Your goal >> Find the string "Kinematic" in the entries and copy each line that has it.

==== Source data ====

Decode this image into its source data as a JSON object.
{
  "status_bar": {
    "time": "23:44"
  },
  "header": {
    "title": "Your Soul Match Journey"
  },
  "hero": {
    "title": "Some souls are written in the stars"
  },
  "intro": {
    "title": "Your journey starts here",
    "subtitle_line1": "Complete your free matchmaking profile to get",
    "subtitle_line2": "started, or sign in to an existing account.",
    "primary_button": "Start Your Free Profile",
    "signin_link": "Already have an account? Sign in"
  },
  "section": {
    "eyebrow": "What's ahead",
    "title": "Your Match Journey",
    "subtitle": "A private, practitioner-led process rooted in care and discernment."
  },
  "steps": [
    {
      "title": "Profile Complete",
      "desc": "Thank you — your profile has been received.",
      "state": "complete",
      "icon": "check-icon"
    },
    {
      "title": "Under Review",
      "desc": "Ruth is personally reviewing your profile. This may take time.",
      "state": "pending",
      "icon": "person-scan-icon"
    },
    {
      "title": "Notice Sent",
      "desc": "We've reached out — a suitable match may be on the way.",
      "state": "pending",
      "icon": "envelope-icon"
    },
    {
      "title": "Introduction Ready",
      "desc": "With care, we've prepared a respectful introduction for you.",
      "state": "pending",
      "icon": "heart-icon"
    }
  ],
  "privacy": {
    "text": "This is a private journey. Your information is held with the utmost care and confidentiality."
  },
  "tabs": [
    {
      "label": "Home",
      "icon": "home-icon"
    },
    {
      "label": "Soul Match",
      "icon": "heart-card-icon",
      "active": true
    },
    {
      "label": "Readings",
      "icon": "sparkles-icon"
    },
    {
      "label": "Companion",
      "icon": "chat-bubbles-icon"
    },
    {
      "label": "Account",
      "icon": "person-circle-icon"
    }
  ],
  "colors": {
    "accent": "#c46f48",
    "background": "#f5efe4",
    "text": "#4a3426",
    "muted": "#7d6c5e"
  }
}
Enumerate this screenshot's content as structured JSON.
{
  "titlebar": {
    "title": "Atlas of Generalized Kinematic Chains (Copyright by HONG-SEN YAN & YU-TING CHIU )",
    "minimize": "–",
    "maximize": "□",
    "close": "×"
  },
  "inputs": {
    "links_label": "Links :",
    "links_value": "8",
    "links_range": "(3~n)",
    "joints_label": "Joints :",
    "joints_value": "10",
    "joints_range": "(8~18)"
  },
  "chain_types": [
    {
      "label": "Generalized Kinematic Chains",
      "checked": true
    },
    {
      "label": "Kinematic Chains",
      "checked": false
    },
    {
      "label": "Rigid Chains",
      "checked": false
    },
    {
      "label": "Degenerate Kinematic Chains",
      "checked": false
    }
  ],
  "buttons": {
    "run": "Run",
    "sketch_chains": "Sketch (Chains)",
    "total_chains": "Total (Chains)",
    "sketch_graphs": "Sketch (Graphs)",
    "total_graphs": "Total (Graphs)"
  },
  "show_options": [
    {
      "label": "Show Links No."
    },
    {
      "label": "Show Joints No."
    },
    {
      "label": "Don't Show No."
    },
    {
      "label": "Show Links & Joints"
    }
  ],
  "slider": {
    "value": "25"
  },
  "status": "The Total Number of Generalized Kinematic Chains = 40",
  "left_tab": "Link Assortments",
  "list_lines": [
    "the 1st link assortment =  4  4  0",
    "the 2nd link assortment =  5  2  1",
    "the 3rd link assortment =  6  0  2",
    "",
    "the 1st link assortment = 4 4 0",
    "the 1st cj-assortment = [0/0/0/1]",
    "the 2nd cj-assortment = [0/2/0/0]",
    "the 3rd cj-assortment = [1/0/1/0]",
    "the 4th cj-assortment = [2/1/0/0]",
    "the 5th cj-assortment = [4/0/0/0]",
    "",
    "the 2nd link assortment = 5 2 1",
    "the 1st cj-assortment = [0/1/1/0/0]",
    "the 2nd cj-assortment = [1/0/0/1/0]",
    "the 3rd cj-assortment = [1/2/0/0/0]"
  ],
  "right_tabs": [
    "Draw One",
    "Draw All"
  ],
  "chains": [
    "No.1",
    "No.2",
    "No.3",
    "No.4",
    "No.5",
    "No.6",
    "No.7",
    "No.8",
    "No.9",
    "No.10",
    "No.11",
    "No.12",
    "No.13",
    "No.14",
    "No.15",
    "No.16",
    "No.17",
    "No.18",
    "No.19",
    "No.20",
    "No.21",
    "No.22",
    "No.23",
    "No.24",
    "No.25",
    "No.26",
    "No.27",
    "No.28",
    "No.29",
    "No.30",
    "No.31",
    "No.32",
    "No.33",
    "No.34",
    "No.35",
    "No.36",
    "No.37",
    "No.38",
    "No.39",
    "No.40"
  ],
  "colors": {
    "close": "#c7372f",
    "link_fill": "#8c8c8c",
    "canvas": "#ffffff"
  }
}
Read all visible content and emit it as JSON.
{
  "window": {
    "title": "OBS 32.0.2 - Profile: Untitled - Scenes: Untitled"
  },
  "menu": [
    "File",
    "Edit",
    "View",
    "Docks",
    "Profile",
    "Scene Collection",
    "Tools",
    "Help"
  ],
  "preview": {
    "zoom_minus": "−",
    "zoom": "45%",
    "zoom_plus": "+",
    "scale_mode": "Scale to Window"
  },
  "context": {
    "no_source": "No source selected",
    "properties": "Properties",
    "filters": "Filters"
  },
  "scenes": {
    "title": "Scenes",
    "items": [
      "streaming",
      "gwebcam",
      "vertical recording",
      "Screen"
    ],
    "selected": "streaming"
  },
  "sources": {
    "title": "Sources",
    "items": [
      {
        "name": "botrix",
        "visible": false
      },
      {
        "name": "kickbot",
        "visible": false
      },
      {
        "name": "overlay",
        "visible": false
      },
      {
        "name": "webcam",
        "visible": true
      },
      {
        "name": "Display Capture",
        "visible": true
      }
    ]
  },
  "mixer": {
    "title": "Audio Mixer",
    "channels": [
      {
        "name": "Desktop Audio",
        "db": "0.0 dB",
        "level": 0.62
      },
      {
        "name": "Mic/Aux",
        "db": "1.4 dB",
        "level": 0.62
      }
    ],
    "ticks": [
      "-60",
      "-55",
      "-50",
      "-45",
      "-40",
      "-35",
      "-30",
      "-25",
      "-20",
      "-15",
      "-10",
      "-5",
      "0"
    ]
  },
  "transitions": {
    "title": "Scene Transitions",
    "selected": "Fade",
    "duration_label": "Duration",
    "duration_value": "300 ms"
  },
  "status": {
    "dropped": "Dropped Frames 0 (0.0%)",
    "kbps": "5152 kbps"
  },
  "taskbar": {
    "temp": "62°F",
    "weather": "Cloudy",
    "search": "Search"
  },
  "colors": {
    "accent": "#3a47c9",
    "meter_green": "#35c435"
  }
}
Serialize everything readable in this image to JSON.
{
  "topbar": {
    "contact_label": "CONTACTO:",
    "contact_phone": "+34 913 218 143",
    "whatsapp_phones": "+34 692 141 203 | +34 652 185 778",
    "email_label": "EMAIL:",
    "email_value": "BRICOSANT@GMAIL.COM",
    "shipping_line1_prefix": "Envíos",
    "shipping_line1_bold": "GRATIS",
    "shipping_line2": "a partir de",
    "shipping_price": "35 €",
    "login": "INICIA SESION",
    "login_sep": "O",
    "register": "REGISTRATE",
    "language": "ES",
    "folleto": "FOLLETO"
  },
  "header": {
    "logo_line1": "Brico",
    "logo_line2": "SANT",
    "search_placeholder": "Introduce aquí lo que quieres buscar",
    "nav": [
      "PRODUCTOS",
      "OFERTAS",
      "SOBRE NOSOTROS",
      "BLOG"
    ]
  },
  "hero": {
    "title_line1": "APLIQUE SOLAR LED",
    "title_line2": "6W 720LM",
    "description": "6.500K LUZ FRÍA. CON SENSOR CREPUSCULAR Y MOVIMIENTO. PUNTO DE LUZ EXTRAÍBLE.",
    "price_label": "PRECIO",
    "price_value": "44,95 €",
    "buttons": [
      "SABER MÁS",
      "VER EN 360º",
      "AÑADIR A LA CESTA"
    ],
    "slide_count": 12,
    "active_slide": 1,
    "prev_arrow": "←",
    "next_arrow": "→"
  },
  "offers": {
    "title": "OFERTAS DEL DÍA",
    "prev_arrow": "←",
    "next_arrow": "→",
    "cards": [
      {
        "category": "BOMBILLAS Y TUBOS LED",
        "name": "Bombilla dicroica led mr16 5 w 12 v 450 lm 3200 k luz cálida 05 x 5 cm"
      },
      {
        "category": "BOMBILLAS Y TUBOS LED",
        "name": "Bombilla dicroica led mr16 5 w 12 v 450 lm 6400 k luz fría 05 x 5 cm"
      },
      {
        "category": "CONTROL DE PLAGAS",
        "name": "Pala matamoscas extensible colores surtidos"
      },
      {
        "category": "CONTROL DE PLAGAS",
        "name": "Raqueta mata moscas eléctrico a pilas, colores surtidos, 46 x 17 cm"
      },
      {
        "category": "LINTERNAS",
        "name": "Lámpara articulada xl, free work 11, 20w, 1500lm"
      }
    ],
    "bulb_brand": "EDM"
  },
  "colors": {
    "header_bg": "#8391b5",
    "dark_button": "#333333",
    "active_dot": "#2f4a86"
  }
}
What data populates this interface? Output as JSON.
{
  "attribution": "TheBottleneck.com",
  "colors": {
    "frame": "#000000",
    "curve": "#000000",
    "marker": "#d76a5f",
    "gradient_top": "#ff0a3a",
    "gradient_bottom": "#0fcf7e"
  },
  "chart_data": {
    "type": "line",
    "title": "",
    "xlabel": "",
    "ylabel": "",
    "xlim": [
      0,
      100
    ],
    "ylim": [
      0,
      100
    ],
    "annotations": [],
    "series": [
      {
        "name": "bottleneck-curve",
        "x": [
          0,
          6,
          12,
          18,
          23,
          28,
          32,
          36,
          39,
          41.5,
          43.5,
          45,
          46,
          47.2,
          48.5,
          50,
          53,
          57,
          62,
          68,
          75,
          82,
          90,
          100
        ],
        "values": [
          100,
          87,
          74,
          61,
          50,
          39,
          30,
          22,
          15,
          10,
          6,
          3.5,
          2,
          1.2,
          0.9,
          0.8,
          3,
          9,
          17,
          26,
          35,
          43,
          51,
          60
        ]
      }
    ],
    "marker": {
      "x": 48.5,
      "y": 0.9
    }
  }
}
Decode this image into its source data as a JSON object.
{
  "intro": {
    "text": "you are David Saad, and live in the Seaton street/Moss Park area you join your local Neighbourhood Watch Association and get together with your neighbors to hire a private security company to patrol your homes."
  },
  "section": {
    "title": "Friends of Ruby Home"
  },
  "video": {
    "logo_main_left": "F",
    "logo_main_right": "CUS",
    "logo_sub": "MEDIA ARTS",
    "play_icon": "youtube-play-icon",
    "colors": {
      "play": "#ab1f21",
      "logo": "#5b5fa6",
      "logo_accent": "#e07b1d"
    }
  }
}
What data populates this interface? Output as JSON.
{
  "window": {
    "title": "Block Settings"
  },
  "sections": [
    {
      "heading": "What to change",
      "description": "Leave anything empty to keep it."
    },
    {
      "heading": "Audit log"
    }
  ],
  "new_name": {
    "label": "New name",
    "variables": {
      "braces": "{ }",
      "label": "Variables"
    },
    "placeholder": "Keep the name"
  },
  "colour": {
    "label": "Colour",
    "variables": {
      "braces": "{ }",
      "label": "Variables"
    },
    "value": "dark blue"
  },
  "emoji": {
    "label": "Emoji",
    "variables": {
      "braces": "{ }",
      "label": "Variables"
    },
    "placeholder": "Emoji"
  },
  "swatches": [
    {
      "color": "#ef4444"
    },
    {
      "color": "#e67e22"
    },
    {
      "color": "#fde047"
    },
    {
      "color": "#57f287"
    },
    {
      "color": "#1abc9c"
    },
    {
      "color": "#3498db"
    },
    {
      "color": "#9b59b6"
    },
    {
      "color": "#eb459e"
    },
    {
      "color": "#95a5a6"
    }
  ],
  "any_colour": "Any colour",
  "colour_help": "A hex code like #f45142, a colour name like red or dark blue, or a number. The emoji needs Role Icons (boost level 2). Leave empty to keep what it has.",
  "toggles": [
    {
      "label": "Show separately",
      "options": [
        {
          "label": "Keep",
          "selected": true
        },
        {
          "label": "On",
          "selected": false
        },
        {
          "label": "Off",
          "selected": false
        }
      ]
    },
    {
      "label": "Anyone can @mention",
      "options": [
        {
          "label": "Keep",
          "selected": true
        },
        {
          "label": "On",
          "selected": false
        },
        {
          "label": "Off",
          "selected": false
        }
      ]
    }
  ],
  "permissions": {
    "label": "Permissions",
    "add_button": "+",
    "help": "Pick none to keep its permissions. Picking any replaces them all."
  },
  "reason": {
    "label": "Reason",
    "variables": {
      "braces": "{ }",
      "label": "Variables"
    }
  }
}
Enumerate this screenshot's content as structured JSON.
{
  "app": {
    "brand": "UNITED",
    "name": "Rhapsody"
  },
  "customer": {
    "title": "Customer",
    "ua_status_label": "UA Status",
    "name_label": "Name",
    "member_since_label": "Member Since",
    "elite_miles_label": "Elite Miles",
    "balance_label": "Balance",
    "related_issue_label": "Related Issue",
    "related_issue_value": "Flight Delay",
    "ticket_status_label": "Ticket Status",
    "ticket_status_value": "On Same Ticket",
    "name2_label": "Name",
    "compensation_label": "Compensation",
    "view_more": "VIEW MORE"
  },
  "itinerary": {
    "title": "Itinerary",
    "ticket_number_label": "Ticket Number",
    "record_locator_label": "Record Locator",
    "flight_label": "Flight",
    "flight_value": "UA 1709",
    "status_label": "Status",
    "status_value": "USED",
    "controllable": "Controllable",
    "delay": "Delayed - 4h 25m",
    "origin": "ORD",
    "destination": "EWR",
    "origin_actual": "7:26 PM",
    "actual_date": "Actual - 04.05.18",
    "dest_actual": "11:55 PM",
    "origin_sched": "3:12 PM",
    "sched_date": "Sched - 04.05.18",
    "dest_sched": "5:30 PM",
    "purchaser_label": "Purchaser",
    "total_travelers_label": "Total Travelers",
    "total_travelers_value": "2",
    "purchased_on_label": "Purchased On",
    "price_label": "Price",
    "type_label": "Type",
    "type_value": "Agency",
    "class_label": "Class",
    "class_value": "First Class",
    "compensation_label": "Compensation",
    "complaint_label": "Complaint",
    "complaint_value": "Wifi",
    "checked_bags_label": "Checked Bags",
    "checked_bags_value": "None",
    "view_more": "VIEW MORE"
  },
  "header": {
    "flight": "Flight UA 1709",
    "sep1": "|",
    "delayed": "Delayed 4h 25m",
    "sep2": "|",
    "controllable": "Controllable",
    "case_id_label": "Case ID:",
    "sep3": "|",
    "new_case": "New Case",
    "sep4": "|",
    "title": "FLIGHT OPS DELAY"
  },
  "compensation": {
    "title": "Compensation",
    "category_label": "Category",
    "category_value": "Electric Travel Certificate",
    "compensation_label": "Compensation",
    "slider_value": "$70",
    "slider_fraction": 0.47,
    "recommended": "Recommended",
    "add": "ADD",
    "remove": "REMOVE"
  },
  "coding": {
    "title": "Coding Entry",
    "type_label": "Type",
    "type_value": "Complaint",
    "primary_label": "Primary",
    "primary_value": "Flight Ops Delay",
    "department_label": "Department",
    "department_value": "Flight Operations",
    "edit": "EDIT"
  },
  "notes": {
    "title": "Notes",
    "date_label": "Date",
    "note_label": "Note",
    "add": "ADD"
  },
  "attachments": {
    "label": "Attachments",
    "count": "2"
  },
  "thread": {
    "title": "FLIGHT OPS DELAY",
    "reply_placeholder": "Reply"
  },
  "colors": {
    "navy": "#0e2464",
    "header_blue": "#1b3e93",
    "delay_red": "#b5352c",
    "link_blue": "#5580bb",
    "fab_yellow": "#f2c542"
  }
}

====

Solution for this exercise >>
    "title": "Atlas of Generalized Kinematic Chains (Copyright by HONG-SEN YAN & YU-TING CHIU )",
      "label": "Generalized Kinematic Chains",
      "label": "Kinematic Chains",
      "label": "Degenerate Kinematic Chains",
  "status": "The Total Number of Generalized Kinematic Chains = 40",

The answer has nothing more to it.